I suspected it was a parking ticket. I launched into detective mode, grabbing the suspect paper from the window. Instead of a ticket, I found a sheet torn from a notebook with a handwritten note.
It was from a man who said he’d been watching and saw me every morning, had a phone number and in sloppy cursive at the bottom was signed “Jake.” I put the note in my cup holder and headed home, where I talked to my mom and sister about the mysterious Jake.
They were concerned. And as the initial flattery wore off, I began to share their sentiments. I strained my brain to figure out if there was anyone I saw regularly in the parking lot and recalled no one. Someone had been watching me for months, knew when I got to campus and what car I drove, and I had no idea who they were. But they certainly knew me.
Even if Jake was a perfectly respectable, nice (albeit shy) guy, he had never bothered to say hello, and I was startled. So I started driving a different car and switched my parking lot soon thereafter.
It might seem like an overreaction at first to change my routine and even my car, but I swear to you the fear associated with this experience is something women all over campus feel every day. With the shedding of winter layers, I would like to issue a reminder I feel, sadly, is needed: respect your fellow students.
I have felt disrespected here. I have felt horror and I have felt disgust. Sometimes it is a whistle or catcall when crossing High Street. Sometimes it is the man who tries to spark conversation and follows you for a half a mile between your classes. Sometimes it is the man who stops you, stares at your cleavage and declares that you look “very exotic.”
Sometimes it’s the man you met in front of Hagerty Hall who you hang out with once, only to have him jack off next to you at the movie theater. And sometimes it is the teaching associate who kept touching you in class and justifies it by saying you were his “crush” all semester.
The biggest issue with all of it is that nobody around ever stopped to help. If they noticed and kept moving, it is a problem. If they did not notice, it is an even bigger problem. I did not know where to go, who to turn to for help, and frankly it sucked.

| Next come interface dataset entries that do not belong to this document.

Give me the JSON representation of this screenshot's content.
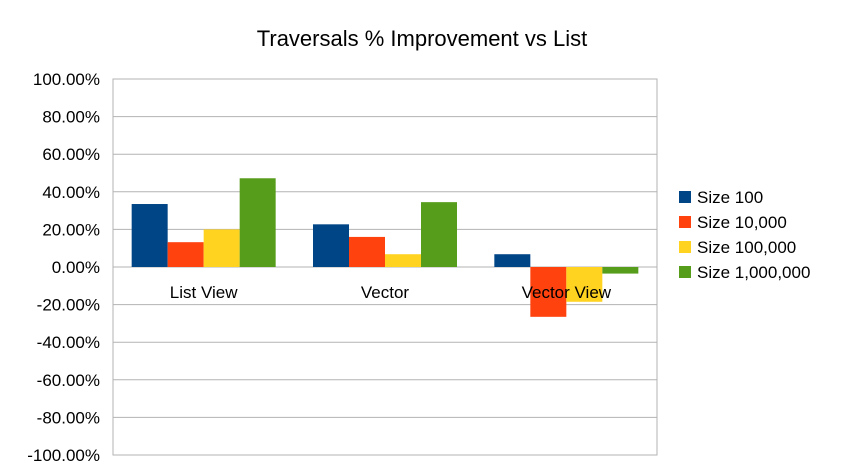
{
  "chart_data": {
    "type": "bar",
    "title": "Traversals % Improvement vs List",
    "categories": [
      "List View",
      "Vector",
      "Vector View"
    ],
    "series": [
      {
        "name": "Size 100",
        "color": "#004586",
        "values": [
          33.5,
          22.7,
          6.8
        ]
      },
      {
        "name": "Size 10,000",
        "color": "#ff420e",
        "values": [
          13.2,
          16.0,
          -26.5
        ]
      },
      {
        "name": "Size 100,000",
        "color": "#ffd320",
        "values": [
          20.0,
          6.8,
          -18.5
        ]
      },
      {
        "name": "Size 1,000,000",
        "color": "#579d1c",
        "values": [
          47.2,
          34.5,
          -3.5
        ]
      }
    ],
    "ylim": [
      -100,
      100
    ],
    "ytick_labels": [
      "100.00%",
      "80.00%",
      "60.00%",
      "40.00%",
      "20.00%",
      "0.00%",
      "-20.00%",
      "-40.00%",
      "-60.00%",
      "-80.00%",
      "-100.00%"
    ],
    "ytick_values": [
      100,
      80,
      60,
      40,
      20,
      0,
      -20,
      -40,
      -60,
      -80,
      -100
    ],
    "xlabel": "",
    "ylabel": "",
    "grid": true,
    "legend": "right"
  }
}
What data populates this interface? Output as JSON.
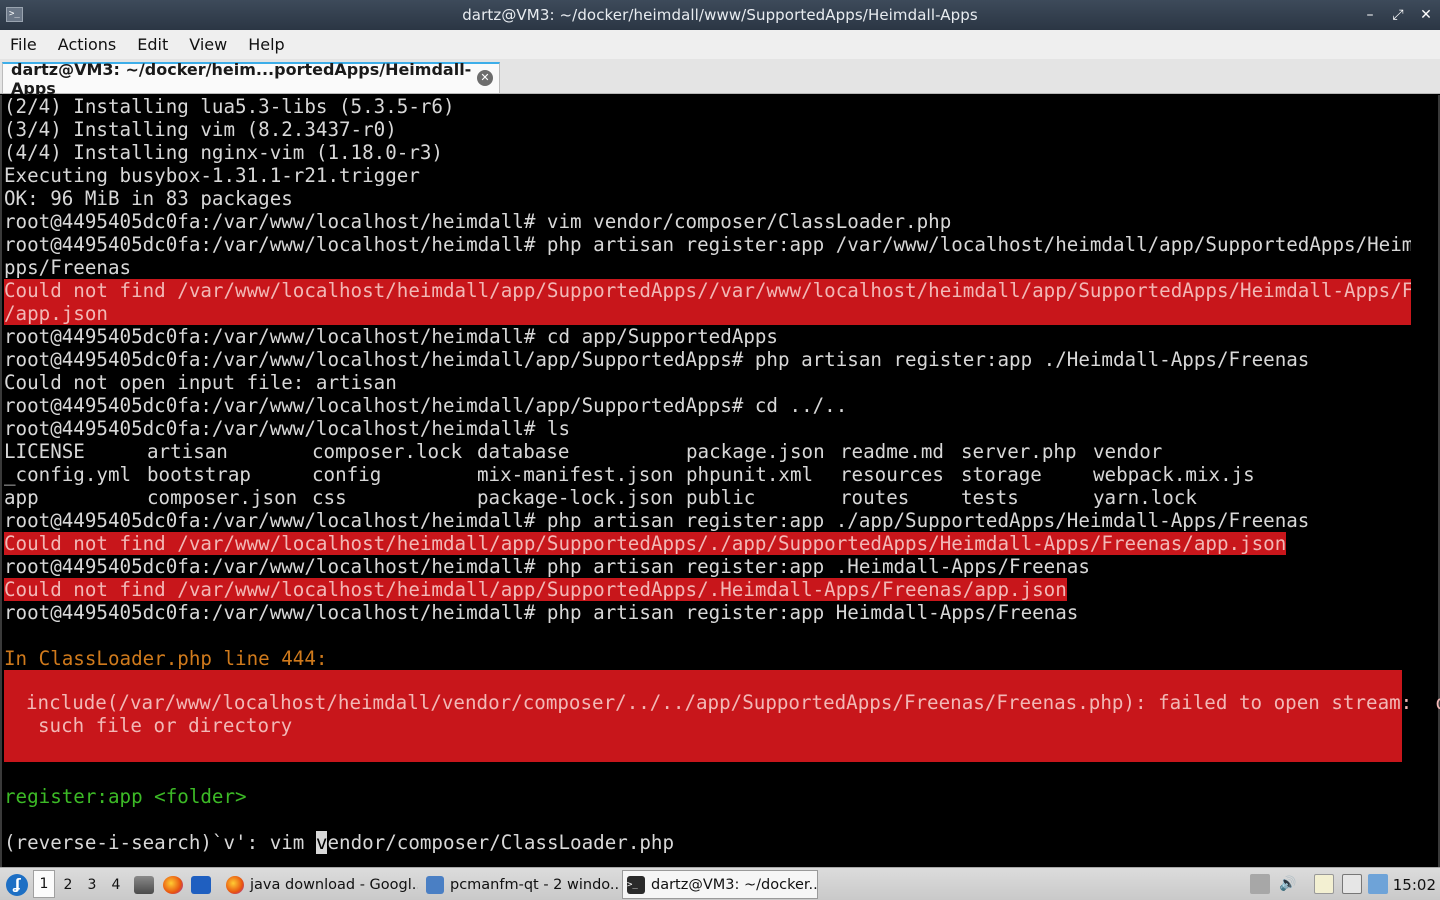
{
  "window": {
    "title": "dartz@VM3: ~/docker/heimdall/www/SupportedApps/Heimdall-Apps",
    "controls": [
      "–",
      "⤢",
      "✕"
    ]
  },
  "menu": [
    "File",
    "Actions",
    "Edit",
    "View",
    "Help"
  ],
  "tab": {
    "label": "dartz@VM3: ~/docker/heim...portedApps/Heimdall-Apps"
  },
  "terminal": {
    "lines": [
      "(2/4) Installing lua5.3-libs (5.3.5-r6)",
      "(3/4) Installing vim (8.2.3437-r0)",
      "(4/4) Installing nginx-vim (1.18.0-r3)",
      "Executing busybox-1.31.1-r21.trigger",
      "OK: 96 MiB in 83 packages",
      "root@4495405dc0fa:/var/www/localhost/heimdall# vim vendor/composer/ClassLoader.php",
      "root@4495405dc0fa:/var/www/localhost/heimdall# php artisan register:app /var/www/localhost/heimdall/app/SupportedApps/Heimdall-A",
      "pps/Freenas"
    ],
    "error1": [
      "Could not find /var/www/localhost/heimdall/app/SupportedApps//var/www/localhost/heimdall/app/SupportedApps/Heimdall-Apps/Freenas",
      "/app.json"
    ],
    "lines2": [
      "root@4495405dc0fa:/var/www/localhost/heimdall# cd app/SupportedApps",
      "root@4495405dc0fa:/var/www/localhost/heimdall/app/SupportedApps# php artisan register:app ./Heimdall-Apps/Freenas",
      "Could not open input file: artisan",
      "root@4495405dc0fa:/var/www/localhost/heimdall/app/SupportedApps# cd ../..",
      "root@4495405dc0fa:/var/www/localhost/heimdall# ls"
    ],
    "ls_rows": [
      [
        "LICENSE",
        "artisan",
        "composer.lock",
        "database",
        "package.json",
        "readme.md",
        "server.php",
        "vendor"
      ],
      [
        "_config.yml",
        "bootstrap",
        "config",
        "mix-manifest.json",
        "phpunit.xml",
        "resources",
        "storage",
        "webpack.mix.js"
      ],
      [
        "app",
        "composer.json",
        "css",
        "package-lock.json",
        "public",
        "routes",
        "tests",
        "yarn.lock"
      ]
    ],
    "cmd3": "root@4495405dc0fa:/var/www/localhost/heimdall# php artisan register:app ./app/SupportedApps/Heimdall-Apps/Freenas",
    "error2": "Could not find /var/www/localhost/heimdall/app/SupportedApps/./app/SupportedApps/Heimdall-Apps/Freenas/app.json",
    "cmd4": "root@4495405dc0fa:/var/www/localhost/heimdall# php artisan register:app .Heimdall-Apps/Freenas",
    "error3": "Could not find /var/www/localhost/heimdall/app/SupportedApps/.Heimdall-Apps/Freenas/app.json",
    "cmd5": "root@4495405dc0fa:/var/www/localhost/heimdall# php artisan register:app Heimdall-Apps/Freenas",
    "exception_header": "In ClassLoader.php line 444:",
    "exception_line1": "include(/var/www/localhost/heimdall/vendor/composer/../../app/SupportedApps/Freenas/Freenas.php): failed to open stream: No",
    "exception_line2": "such file or directory",
    "usage": "register:app <folder>",
    "search_prefix": "(reverse-i-search)`v': vim ",
    "search_cursor_char": "v",
    "search_suffix": "endor/composer/ClassLoader.php"
  },
  "taskbar": {
    "desktops": [
      "1",
      "2",
      "3",
      "4"
    ],
    "tasks": [
      {
        "label": "java download - Googl...",
        "icon": "firefox-icon"
      },
      {
        "label": "pcmanfm-qt - 2 windo...",
        "icon": "folder-icon"
      },
      {
        "label": "dartz@VM3: ~/docker...",
        "icon": "terminal-icon"
      }
    ],
    "clock": "15:02"
  },
  "colors": {
    "error_bg": "#c8161b",
    "yellow_text": "#d07a1c",
    "green_text": "#3cba26",
    "tab_accent": "#3daee9"
  }
}
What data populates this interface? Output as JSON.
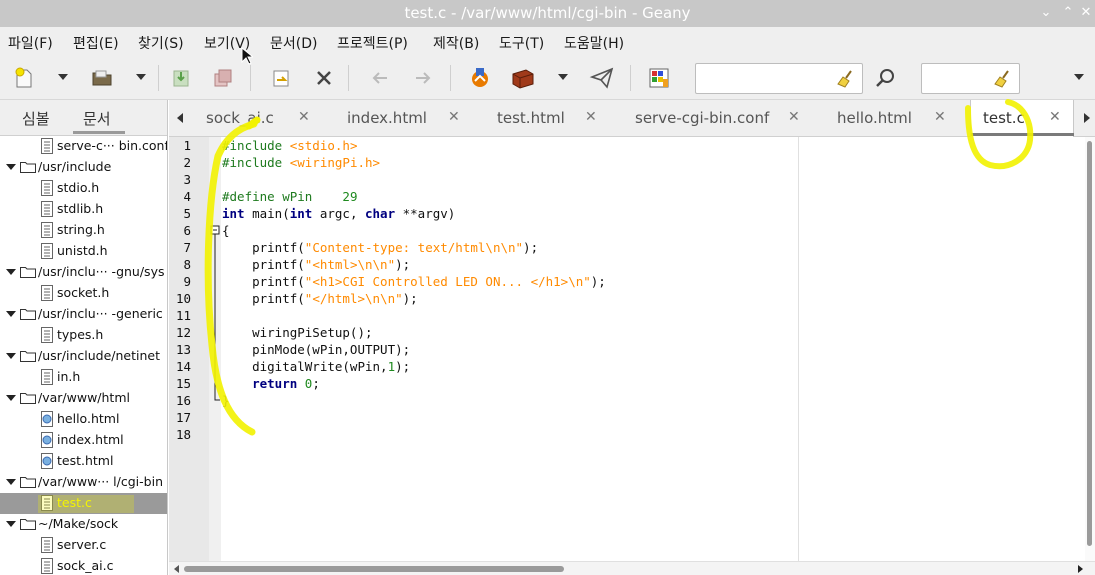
{
  "window": {
    "title": "test.c - /var/www/html/cgi-bin - Geany",
    "controls": [
      "⌄",
      "⌃",
      "✕"
    ]
  },
  "menu": [
    "파일(F)",
    "편집(E)",
    "찾기(S)",
    "보기(V)",
    "문서(D)",
    "프로젝트(P)",
    "제작(B)",
    "도구(T)",
    "도움말(H)"
  ],
  "toolbar": {
    "icons": [
      "new-file-icon",
      "open-folder-icon",
      "save-icon",
      "save-all-icon",
      "revert-icon",
      "close-icon",
      "back-icon",
      "forward-icon",
      "compile-icon",
      "build-icon",
      "send-icon",
      "color-chooser-icon",
      "search-icon",
      "clear-icon"
    ],
    "search_value": "",
    "goto_value": ""
  },
  "sidebar": {
    "tabs": [
      "심볼",
      "문서"
    ],
    "active_tab": "문서",
    "tree": [
      {
        "type": "file",
        "label": "serve-c··· bin.conf",
        "icon": "text-file-icon"
      },
      {
        "type": "dir",
        "label": "/usr/include"
      },
      {
        "type": "file",
        "label": "stdio.h",
        "icon": "text-file-icon"
      },
      {
        "type": "file",
        "label": "stdlib.h",
        "icon": "text-file-icon"
      },
      {
        "type": "file",
        "label": "string.h",
        "icon": "text-file-icon"
      },
      {
        "type": "file",
        "label": "unistd.h",
        "icon": "text-file-icon"
      },
      {
        "type": "dir",
        "label": "/usr/inclu··· -gnu/sys"
      },
      {
        "type": "file",
        "label": "socket.h",
        "icon": "text-file-icon"
      },
      {
        "type": "dir",
        "label": "/usr/inclu··· -generic"
      },
      {
        "type": "file",
        "label": "types.h",
        "icon": "text-file-icon"
      },
      {
        "type": "dir",
        "label": "/usr/include/netinet"
      },
      {
        "type": "file",
        "label": "in.h",
        "icon": "text-file-icon"
      },
      {
        "type": "dir",
        "label": "/var/www/html"
      },
      {
        "type": "file",
        "label": "hello.html",
        "icon": "html-file-icon"
      },
      {
        "type": "file",
        "label": "index.html",
        "icon": "html-file-icon"
      },
      {
        "type": "file",
        "label": "test.html",
        "icon": "html-file-icon"
      },
      {
        "type": "dir",
        "label": "/var/www··· l/cgi-bin"
      },
      {
        "type": "file",
        "label": "test.c",
        "icon": "c-file-icon",
        "selected": true
      },
      {
        "type": "dir",
        "label": "~/Make/sock"
      },
      {
        "type": "file",
        "label": "server.c",
        "icon": "text-file-icon"
      },
      {
        "type": "file",
        "label": "sock_ai.c",
        "icon": "text-file-icon"
      }
    ]
  },
  "tabs": [
    {
      "label": "sock_ai.c"
    },
    {
      "label": "index.html"
    },
    {
      "label": "test.html"
    },
    {
      "label": "serve-cgi-bin.conf"
    },
    {
      "label": "hello.html"
    },
    {
      "label": "test.c",
      "active": true
    }
  ],
  "tab_close": "✕",
  "editor": {
    "line_numbers": [
      "1",
      "2",
      "3",
      "4",
      "5",
      "6",
      "7",
      "8",
      "9",
      "10",
      "11",
      "12",
      "13",
      "14",
      "15",
      "16",
      "17",
      "18"
    ],
    "lines": [
      [
        {
          "t": "#include ",
          "c": "pp"
        },
        {
          "t": "<stdio.h>",
          "c": "inc"
        }
      ],
      [
        {
          "t": "#include ",
          "c": "pp"
        },
        {
          "t": "<wiringPi.h>",
          "c": "inc"
        }
      ],
      [],
      [
        {
          "t": "#define wPin    ",
          "c": "pp"
        },
        {
          "t": "29",
          "c": "num"
        }
      ],
      [
        {
          "t": "int",
          "c": "kw"
        },
        {
          "t": " main("
        },
        {
          "t": "int",
          "c": "kw"
        },
        {
          "t": " argc, "
        },
        {
          "t": "char",
          "c": "kw"
        },
        {
          "t": " **argv)"
        }
      ],
      [
        {
          "t": "{"
        }
      ],
      [
        {
          "t": "    printf("
        },
        {
          "t": "\"Content-type: text/html\\n\\n\"",
          "c": "str"
        },
        {
          "t": ");"
        }
      ],
      [
        {
          "t": "    printf("
        },
        {
          "t": "\"<html>\\n\\n\"",
          "c": "str"
        },
        {
          "t": ");"
        }
      ],
      [
        {
          "t": "    printf("
        },
        {
          "t": "\"<h1>CGI Controlled LED ON... </h1>\\n\"",
          "c": "str"
        },
        {
          "t": ");"
        }
      ],
      [
        {
          "t": "    printf("
        },
        {
          "t": "\"</html>\\n\\n\"",
          "c": "str"
        },
        {
          "t": ");"
        }
      ],
      [],
      [
        {
          "t": "    wiringPiSetup();"
        }
      ],
      [
        {
          "t": "    pinMode(wPin,OUTPUT);"
        }
      ],
      [
        {
          "t": "    digitalWrite(wPin,"
        },
        {
          "t": "1",
          "c": "num"
        },
        {
          "t": ");"
        }
      ],
      [
        {
          "t": "    "
        },
        {
          "t": "return",
          "c": "kw"
        },
        {
          "t": " "
        },
        {
          "t": "0",
          "c": "num"
        },
        {
          "t": ";"
        }
      ],
      [
        {
          "t": "}"
        }
      ],
      [],
      []
    ]
  },
  "colors": {
    "annotation": "#f2f200",
    "string": "#ff8a00",
    "preprocessor": "#1e7a1e",
    "keyword": "#000080"
  }
}
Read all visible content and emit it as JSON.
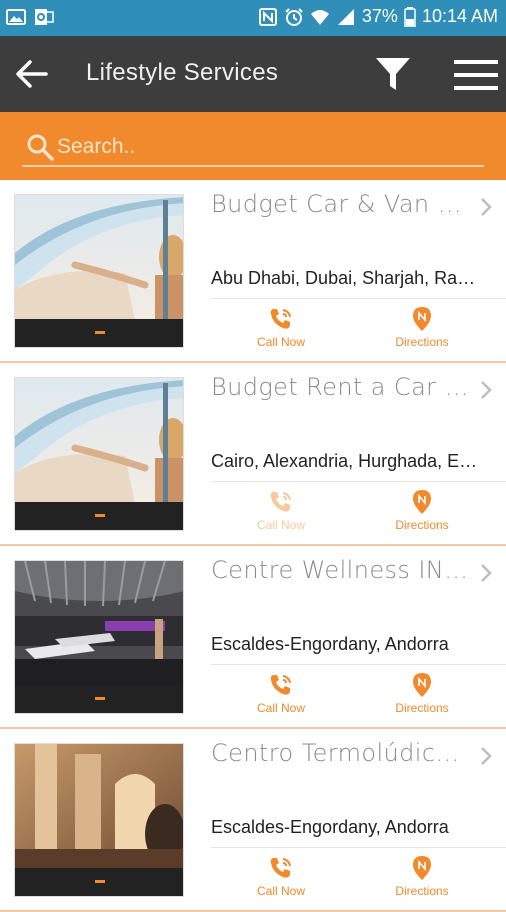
{
  "status_bar": {
    "battery": "37%",
    "time": "10:14 AM",
    "icons": [
      "image-icon",
      "outlook-icon",
      "nfc-icon",
      "alarm-icon",
      "wifi-icon",
      "signal-icon",
      "battery-icon"
    ]
  },
  "app_bar": {
    "title": "Lifestyle Services",
    "icons": [
      "back-arrow-icon",
      "filter-icon",
      "hamburger-menu-icon"
    ]
  },
  "search": {
    "placeholder": "Search.."
  },
  "colors": {
    "status_bar": "#2f8fb8",
    "app_bar": "#3d3d3d",
    "accent": "#f08a2c"
  },
  "listings": [
    {
      "name": "Budget Car & Van Rental",
      "location": "Abu Dhabi, Dubai, Sharjah, Ras Al Khaimah",
      "call_label": "Call Now",
      "directions_label": "Directions",
      "call_enabled": true,
      "image": "convertible-car-photo"
    },
    {
      "name": "Budget Rent a Car Egypt",
      "location": "Cairo, Alexandria, Hurghada, Egypt",
      "call_label": "Call Now",
      "directions_label": "Directions",
      "call_enabled": false,
      "image": "convertible-car-photo"
    },
    {
      "name": "Centre Wellness INÚU",
      "location": "Escaldes-Engordany, Andorra",
      "call_label": "Call Now",
      "directions_label": "Directions",
      "call_enabled": true,
      "image": "spa-lounge-photo"
    },
    {
      "name": "Centro Termolúdico Caldea",
      "location": "Escaldes-Engordany, Andorra",
      "call_label": "Call Now",
      "directions_label": "Directions",
      "call_enabled": true,
      "image": "thermal-bath-photo"
    }
  ]
}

Ohio State — God knows I love it — has some really screwed up issues when it comes to women. I came to OSU a naive girl, taking classes that ended after dark and was approached on the bus ride and walk to the parking lot my first night here.
Now I understand why my coworkers laughed when they pulled out their matching pink pepper spray. I get it and I carry some, too. And there lies the irony — we laugh because our safety at times feels like one gigantic joke. I do not feel safe here after dark, and I do not feel all that much safer in the light.
I do not have any perfect solutions. But I wish, I really, really wish somebody had warned me what it would actually be like to be a female student at the Ohio State University.